14. Yet another issue is that of equity and access to primary health care. Despite Malaysia’s impressive gains in socio-economic development, there still exist the disadvantaged and the very poor. These include groups like the aborigines, the indigenous groups living in remote areas, the hard-core poor in the rural areas, and urban squatters. The government has responded by implementing strategies that are relatively expensive but deemed necessary, for example, the mobile health teams via land, river and air. The involvement of the communities, through volunteer health workers, also extends the reach of the health services to the remote areas. As these issues of equity and access are not only determined by the delivery of health services but also by other social determinants of health, it is necessary for us to work with other governmental agencies, the private sector and non governmental agencies to achieve our goals. We have established platforms for such inter-sectoral actions for health at the various levels of our health delivery system.

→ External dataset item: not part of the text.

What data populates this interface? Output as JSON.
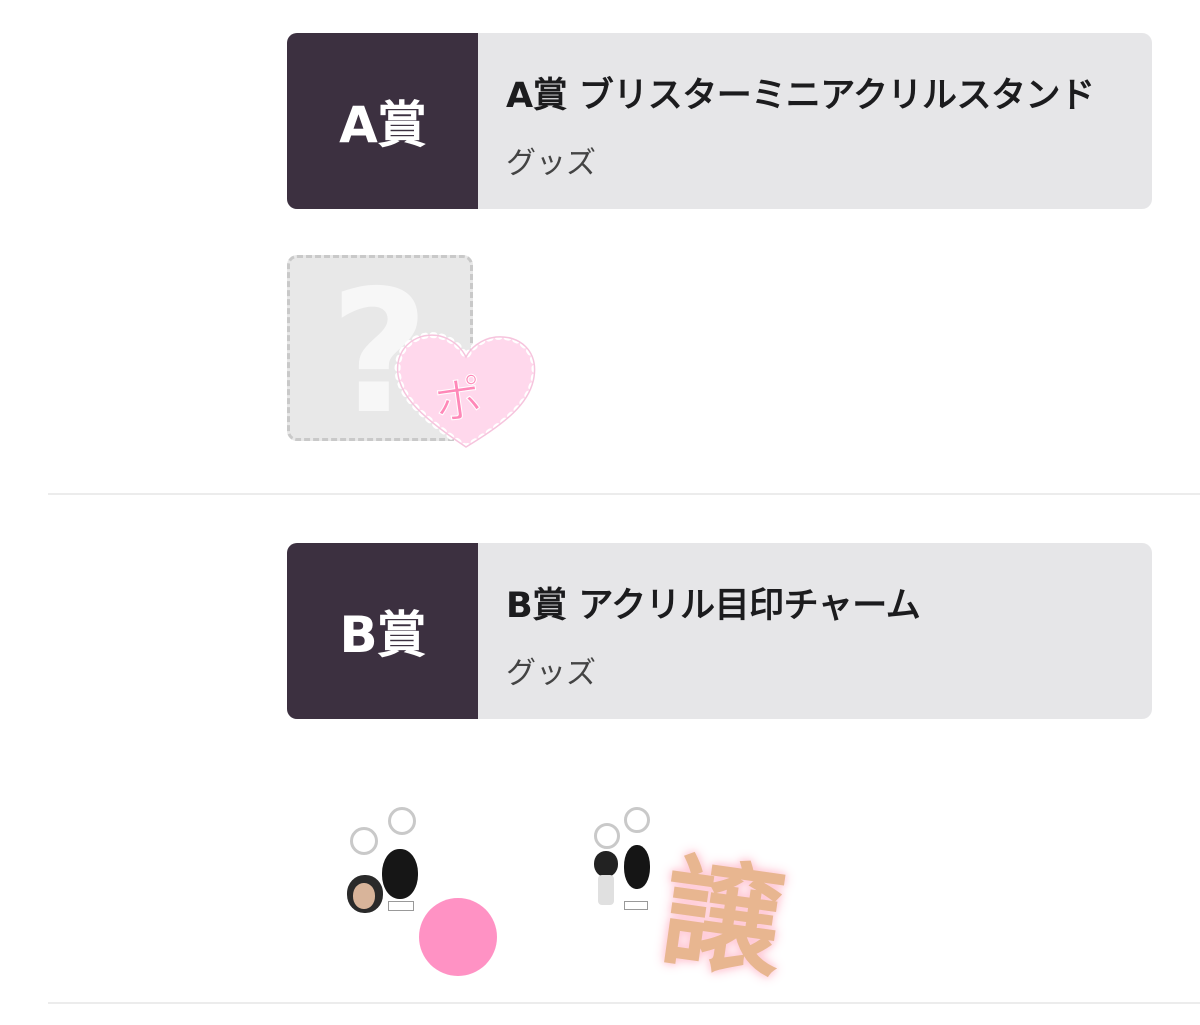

15. Increasing health care costs is another emerging issue. Presently, the main source of funding for health care services is from general taxation, and health funds are procured from the federal budget. Healthcare costs in the public sector are heavily subsidized by the government. Fees collected amount to less than 5% of the Ministry of Health’s annual operating expenses. We have conducted more than a dozen studies on healthcare financing since 1984. But because healthcare financing in itself can have a powerful impact on the development and future direction of health care, we need to consider the various options carefully. The stakeholders, healthcare providers and the people will be consulted.
16. Finally, we need to consider newly emerging global public health threats. As a member of the global village, Malaysia is not immune from threats facing the whole world as a result of human activities and rapid international spread of infectious diseases or their vectors. This has necessitated not only regional cooperation for health with countries within the ASEAN region but also within the Western Pacific Region of the WHO and the world.
17. In conclusion, ladies and gentlemen, Malaysia’s successes in uplifting the health status of her population, rivalling that of the developed countries, are in part attributable to the government’s philosophy of consciously adopting Primary Health Care as the thrust of the health care system. Not only has the Ministry increased the number of modern healthcare facilities to improve physical and geographical coverage, it has also expanded the range of services provided. These services now include promotive, preventive, curative and rehabilitative care, far beyond the few basic elements of primary health care services originally envisaged by the Alma Ata Declaration.
18. I understand that participants at this Conference, comprising the various stakeholders in Primary Health Care, have sat down and formulated a Declaration that will serve as a guide in formulating and strengthening respective implementation plans. I will be pleased to receive it from you.
19. On that note, ladies and gentlemen, I have pleasure in declaring open your National Conference on Primary Health Care. Thank you.